Dataset rows for apps and sites:

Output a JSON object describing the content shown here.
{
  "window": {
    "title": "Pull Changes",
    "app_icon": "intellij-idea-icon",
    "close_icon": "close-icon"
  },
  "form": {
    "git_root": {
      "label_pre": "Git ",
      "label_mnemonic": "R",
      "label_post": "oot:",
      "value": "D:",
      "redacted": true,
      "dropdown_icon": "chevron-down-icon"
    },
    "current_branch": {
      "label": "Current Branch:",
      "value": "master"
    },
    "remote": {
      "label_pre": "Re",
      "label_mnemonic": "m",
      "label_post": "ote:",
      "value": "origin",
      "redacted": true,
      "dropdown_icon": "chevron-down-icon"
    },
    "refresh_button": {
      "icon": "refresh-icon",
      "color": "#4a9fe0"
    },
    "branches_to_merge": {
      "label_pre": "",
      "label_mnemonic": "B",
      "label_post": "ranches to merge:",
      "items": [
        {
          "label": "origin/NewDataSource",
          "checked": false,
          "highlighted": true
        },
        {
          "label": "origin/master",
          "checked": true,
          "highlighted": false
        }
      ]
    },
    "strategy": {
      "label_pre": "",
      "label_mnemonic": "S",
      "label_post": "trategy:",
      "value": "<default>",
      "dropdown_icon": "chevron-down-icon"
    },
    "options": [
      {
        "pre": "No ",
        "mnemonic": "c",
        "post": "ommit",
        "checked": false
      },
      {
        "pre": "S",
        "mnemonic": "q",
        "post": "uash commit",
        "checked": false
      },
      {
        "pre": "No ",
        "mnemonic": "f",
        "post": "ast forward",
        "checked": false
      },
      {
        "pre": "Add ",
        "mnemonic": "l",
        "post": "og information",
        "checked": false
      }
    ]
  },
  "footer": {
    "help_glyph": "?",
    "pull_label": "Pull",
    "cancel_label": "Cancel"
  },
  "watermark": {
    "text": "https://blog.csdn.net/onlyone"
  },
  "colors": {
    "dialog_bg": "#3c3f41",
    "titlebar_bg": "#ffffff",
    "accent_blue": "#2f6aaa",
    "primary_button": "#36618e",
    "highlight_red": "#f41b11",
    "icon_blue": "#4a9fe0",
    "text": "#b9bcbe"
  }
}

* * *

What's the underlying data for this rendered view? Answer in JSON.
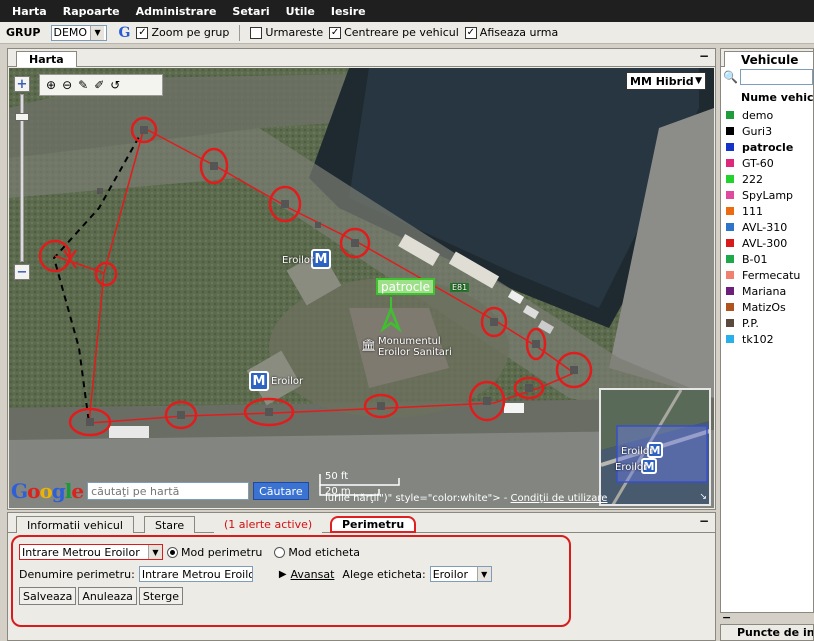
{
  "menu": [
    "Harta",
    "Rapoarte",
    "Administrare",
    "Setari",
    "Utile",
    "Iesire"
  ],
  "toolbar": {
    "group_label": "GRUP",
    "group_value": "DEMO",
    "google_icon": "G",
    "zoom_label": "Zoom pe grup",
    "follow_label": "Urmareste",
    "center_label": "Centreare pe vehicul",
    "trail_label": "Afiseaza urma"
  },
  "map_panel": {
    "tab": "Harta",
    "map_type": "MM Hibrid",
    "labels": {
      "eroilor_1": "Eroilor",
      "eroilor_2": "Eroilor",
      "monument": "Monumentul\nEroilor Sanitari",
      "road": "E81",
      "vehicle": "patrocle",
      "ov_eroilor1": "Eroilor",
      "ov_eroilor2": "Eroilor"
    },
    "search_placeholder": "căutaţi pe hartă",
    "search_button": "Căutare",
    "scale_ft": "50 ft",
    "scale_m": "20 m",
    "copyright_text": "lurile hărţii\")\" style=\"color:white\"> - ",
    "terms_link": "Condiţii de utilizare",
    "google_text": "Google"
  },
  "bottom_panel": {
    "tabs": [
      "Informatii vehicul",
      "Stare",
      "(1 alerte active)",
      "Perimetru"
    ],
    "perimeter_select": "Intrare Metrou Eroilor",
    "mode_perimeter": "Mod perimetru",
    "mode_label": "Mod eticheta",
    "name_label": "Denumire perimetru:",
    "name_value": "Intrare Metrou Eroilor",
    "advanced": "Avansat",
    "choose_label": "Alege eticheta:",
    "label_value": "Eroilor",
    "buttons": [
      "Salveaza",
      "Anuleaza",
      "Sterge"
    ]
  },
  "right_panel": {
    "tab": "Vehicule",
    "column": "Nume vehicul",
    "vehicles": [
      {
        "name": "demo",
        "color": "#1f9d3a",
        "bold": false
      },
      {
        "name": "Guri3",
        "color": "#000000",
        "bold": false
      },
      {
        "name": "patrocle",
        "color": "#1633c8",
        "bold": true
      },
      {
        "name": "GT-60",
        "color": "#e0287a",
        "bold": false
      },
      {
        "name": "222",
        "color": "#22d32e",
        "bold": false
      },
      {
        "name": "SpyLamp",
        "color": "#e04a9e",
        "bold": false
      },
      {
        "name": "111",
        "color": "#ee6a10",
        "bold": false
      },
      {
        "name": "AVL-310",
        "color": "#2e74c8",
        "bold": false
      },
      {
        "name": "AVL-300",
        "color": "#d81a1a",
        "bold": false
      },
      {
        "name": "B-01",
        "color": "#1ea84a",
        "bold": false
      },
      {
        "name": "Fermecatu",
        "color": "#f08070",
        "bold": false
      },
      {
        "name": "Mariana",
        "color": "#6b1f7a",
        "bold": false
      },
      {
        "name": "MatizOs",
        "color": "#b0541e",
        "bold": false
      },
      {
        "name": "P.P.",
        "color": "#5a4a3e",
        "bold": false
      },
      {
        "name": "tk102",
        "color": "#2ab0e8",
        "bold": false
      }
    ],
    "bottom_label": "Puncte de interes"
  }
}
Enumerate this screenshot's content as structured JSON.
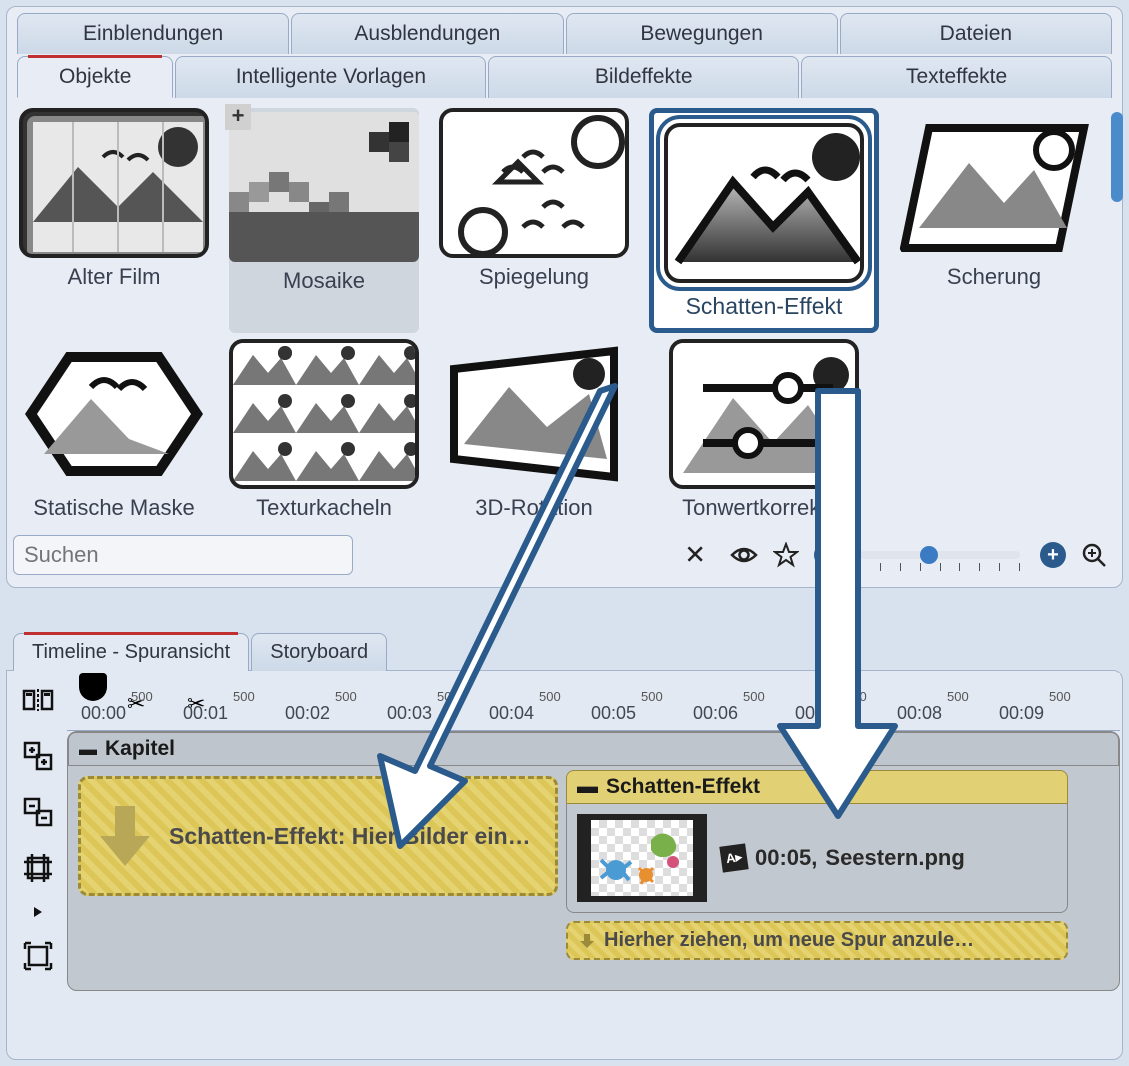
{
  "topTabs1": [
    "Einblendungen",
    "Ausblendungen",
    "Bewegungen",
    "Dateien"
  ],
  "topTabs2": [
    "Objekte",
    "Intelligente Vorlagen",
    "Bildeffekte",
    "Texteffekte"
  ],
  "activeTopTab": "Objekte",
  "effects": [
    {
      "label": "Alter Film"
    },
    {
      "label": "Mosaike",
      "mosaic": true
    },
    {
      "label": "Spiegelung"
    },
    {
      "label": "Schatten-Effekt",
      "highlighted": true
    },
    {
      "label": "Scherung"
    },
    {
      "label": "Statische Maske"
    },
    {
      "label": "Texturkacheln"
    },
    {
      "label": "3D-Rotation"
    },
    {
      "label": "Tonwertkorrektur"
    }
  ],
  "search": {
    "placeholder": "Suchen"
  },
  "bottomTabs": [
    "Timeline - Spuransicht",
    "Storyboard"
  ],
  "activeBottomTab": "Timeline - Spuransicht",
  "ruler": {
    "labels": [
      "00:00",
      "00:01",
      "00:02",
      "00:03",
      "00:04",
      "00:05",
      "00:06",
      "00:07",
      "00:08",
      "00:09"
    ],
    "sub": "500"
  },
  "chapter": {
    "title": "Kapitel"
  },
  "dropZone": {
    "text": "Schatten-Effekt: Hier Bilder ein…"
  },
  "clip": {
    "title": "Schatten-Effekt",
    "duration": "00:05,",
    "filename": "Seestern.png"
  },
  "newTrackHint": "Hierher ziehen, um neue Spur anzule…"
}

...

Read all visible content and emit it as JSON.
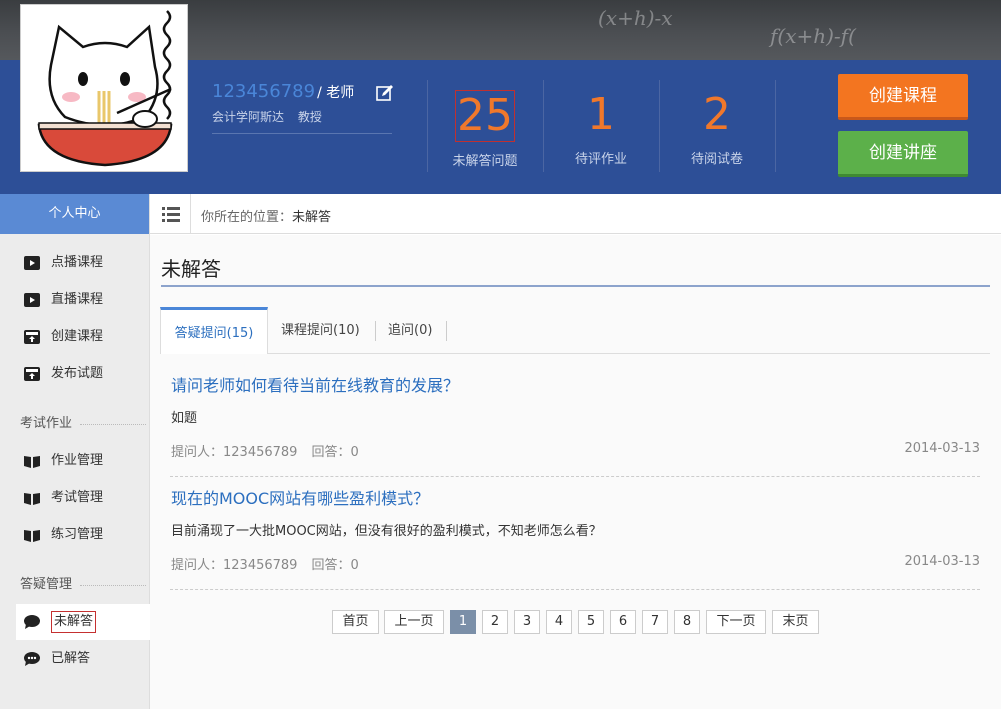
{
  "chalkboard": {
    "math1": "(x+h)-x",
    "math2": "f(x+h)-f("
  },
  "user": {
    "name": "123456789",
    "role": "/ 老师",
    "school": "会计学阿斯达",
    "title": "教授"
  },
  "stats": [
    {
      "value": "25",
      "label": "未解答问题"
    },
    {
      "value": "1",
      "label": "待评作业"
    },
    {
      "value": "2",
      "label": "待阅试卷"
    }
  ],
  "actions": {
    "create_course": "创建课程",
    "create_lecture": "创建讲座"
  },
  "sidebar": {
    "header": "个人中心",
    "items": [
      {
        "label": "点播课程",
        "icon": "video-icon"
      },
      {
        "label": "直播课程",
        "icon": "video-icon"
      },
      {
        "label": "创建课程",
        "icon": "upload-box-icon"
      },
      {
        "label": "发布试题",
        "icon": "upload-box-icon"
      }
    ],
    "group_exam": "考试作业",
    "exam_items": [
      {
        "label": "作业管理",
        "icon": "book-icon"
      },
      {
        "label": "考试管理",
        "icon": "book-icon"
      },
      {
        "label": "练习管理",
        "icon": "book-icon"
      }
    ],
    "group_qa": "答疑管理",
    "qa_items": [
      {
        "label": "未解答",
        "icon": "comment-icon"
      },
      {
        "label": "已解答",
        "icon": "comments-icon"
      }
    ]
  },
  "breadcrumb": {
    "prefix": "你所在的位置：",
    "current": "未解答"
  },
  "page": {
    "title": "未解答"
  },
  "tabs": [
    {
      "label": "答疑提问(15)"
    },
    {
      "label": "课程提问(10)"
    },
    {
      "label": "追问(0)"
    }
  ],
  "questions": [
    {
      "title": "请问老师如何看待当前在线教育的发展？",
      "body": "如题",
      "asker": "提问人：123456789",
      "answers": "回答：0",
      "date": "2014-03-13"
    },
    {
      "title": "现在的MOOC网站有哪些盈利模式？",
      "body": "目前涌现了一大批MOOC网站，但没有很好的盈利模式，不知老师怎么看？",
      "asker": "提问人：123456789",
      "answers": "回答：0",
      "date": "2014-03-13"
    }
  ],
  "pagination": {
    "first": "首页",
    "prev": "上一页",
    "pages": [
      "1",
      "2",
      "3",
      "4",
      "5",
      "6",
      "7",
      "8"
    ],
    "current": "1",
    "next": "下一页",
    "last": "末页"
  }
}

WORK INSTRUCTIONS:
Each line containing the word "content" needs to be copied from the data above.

THE COMPLETED TASK:
Output a JSON object describing the content shown here.
Enumerate this screenshot's content as structured JSON.
Read all visible content and emit it as JSON.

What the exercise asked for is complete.